ASSIGNMENT:
Restate the records in full, so that each line matches the original exactly.

INPUT DATA:

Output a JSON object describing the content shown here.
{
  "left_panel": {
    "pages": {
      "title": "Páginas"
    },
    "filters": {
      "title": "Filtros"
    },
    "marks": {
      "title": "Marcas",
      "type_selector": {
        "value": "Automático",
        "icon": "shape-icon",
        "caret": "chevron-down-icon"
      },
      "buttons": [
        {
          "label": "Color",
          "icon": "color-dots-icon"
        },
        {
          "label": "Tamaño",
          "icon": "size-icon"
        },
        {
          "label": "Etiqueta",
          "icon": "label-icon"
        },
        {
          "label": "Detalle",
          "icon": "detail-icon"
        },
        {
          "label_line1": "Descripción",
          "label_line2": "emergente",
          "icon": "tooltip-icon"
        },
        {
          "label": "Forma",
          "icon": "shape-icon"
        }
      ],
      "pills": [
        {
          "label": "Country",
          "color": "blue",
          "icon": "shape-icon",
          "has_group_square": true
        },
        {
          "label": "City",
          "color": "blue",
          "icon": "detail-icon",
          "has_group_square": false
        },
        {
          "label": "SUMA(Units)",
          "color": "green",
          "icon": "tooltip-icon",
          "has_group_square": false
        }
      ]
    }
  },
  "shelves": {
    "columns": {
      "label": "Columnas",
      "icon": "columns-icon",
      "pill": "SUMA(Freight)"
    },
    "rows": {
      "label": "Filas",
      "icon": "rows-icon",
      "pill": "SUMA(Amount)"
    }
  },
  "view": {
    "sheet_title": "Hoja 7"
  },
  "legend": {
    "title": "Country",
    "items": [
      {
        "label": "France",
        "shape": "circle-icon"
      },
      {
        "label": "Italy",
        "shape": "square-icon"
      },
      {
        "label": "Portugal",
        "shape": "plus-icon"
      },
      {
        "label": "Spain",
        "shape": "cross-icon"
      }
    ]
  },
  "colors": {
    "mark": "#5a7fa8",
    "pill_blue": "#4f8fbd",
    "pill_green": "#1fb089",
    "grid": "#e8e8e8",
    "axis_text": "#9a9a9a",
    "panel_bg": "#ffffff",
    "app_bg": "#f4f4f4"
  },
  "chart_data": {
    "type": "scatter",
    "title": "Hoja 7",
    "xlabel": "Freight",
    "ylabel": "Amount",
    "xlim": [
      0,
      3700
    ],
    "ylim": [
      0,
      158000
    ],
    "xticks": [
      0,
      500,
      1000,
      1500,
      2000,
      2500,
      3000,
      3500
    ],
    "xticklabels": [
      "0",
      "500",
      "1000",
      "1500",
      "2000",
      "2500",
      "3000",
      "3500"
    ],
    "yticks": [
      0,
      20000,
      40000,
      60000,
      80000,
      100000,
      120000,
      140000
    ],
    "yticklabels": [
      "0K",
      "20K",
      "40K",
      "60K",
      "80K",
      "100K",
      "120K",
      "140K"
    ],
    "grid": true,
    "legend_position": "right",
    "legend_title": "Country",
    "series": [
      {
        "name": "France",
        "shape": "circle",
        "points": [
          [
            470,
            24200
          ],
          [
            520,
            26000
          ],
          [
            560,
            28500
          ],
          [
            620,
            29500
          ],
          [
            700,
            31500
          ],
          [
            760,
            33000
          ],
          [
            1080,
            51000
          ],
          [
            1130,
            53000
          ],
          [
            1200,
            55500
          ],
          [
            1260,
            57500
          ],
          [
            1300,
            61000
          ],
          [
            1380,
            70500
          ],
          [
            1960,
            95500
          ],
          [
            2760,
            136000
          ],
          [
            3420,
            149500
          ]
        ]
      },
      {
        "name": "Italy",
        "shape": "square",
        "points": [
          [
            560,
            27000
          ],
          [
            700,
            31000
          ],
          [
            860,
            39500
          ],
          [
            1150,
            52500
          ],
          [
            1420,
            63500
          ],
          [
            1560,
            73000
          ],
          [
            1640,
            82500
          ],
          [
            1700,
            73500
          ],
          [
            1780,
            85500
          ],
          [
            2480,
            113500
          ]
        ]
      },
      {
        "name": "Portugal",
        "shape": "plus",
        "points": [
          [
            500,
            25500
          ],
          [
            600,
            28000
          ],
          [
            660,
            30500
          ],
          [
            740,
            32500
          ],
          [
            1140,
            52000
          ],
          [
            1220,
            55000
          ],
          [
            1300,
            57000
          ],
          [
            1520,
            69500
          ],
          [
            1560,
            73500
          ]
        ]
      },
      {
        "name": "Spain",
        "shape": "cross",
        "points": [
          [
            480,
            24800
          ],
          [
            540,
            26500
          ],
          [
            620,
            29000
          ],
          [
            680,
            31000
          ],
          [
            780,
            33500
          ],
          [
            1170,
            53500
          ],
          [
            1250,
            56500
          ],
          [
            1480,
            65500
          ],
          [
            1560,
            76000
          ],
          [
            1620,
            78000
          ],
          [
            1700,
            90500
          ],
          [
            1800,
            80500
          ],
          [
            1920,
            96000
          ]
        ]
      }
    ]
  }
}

RESULT:
Output a JSON object describing the content shown here.
{
  "left_panel": {
    "pages": {
      "title": "Páginas"
    },
    "filters": {
      "title": "Filtros"
    },
    "marks": {
      "title": "Marcas",
      "type_selector": {
        "value": "Automático",
        "icon": "shape-icon",
        "caret": "chevron-down-icon"
      },
      "buttons": [
        {
          "label": "Color",
          "icon": "color-dots-icon"
        },
        {
          "label": "Tamaño",
          "icon": "size-icon"
        },
        {
          "label": "Etiqueta",
          "icon": "label-icon"
        },
        {
          "label": "Detalle",
          "icon": "detail-icon"
        },
        {
          "label_line1": "Descripción",
          "label_line2": "emergente",
          "icon": "tooltip-icon"
        },
        {
          "label": "Forma",
          "icon": "shape-icon"
        }
      ],
      "pills": [
        {
          "label": "Country",
          "color": "blue",
          "icon": "shape-icon",
          "has_group_square": true
        },
        {
          "label": "City",
          "color": "blue",
          "icon": "detail-icon",
          "has_group_square": false
        },
        {
          "label": "SUMA(Units)",
          "color": "green",
          "icon": "tooltip-icon",
          "has_group_square": false
        }
      ]
    }
  },
  "shelves": {
    "columns": {
      "label": "Columnas",
      "icon": "columns-icon",
      "pill": "SUMA(Freight)"
    },
    "rows": {
      "label": "Filas",
      "icon": "rows-icon",
      "pill": "SUMA(Amount)"
    }
  },
  "view": {
    "sheet_title": "Hoja 7"
  },
  "legend": {
    "title": "Country",
    "items": [
      {
        "label": "France",
        "shape": "circle-icon"
      },
      {
        "label": "Italy",
        "shape": "square-icon"
      },
      {
        "label": "Portugal",
        "shape": "plus-icon"
      },
      {
        "label": "Spain",
        "shape": "cross-icon"
      }
    ]
  },
  "colors": {
    "mark": "#5a7fa8",
    "pill_blue": "#4f8fbd",
    "pill_green": "#1fb089",
    "grid": "#e8e8e8",
    "axis_text": "#9a9a9a",
    "panel_bg": "#ffffff",
    "app_bg": "#f4f4f4"
  },
  "chart_data": {
    "type": "scatter",
    "title": "Hoja 7",
    "xlabel": "Freight",
    "ylabel": "Amount",
    "xlim": [
      0,
      3700
    ],
    "ylim": [
      0,
      158000
    ],
    "xticks": [
      0,
      500,
      1000,
      1500,
      2000,
      2500,
      3000,
      3500
    ],
    "xticklabels": [
      "0",
      "500",
      "1000",
      "1500",
      "2000",
      "2500",
      "3000",
      "3500"
    ],
    "yticks": [
      0,
      20000,
      40000,
      60000,
      80000,
      100000,
      120000,
      140000
    ],
    "yticklabels": [
      "0K",
      "20K",
      "40K",
      "60K",
      "80K",
      "100K",
      "120K",
      "140K"
    ],
    "grid": true,
    "legend_position": "right",
    "legend_title": "Country",
    "series": [
      {
        "name": "France",
        "shape": "circle",
        "points": [
          [
            470,
            24200
          ],
          [
            520,
            26000
          ],
          [
            560,
            28500
          ],
          [
            620,
            29500
          ],
          [
            700,
            31500
          ],
          [
            760,
            33000
          ],
          [
            1080,
            51000
          ],
          [
            1130,
            53000
          ],
          [
            1200,
            55500
          ],
          [
            1260,
            57500
          ],
          [
            1300,
            61000
          ],
          [
            1380,
            70500
          ],
          [
            1960,
            95500
          ],
          [
            2760,
            136000
          ],
          [
            3420,
            149500
          ]
        ]
      },
      {
        "name": "Italy",
        "shape": "square",
        "points": [
          [
            560,
            27000
          ],
          [
            700,
            31000
          ],
          [
            860,
            39500
          ],
          [
            1150,
            52500
          ],
          [
            1420,
            63500
          ],
          [
            1560,
            73000
          ],
          [
            1640,
            82500
          ],
          [
            1700,
            73500
          ],
          [
            1780,
            85500
          ],
          [
            2480,
            113500
          ]
        ]
      },
      {
        "name": "Portugal",
        "shape": "plus",
        "points": [
          [
            500,
            25500
          ],
          [
            600,
            28000
          ],
          [
            660,
            30500
          ],
          [
            740,
            32500
          ],
          [
            1140,
            52000
          ],
          [
            1220,
            55000
          ],
          [
            1300,
            57000
          ],
          [
            1520,
            69500
          ],
          [
            1560,
            73500
          ]
        ]
      },
      {
        "name": "Spain",
        "shape": "cross",
        "points": [
          [
            480,
            24800
          ],
          [
            540,
            26500
          ],
          [
            620,
            29000
          ],
          [
            680,
            31000
          ],
          [
            780,
            33500
          ],
          [
            1170,
            53500
          ],
          [
            1250,
            56500
          ],
          [
            1480,
            65500
          ],
          [
            1560,
            76000
          ],
          [
            1620,
            78000
          ],
          [
            1700,
            90500
          ],
          [
            1800,
            80500
          ],
          [
            1920,
            96000
          ]
        ]
      }
    ]
  }
}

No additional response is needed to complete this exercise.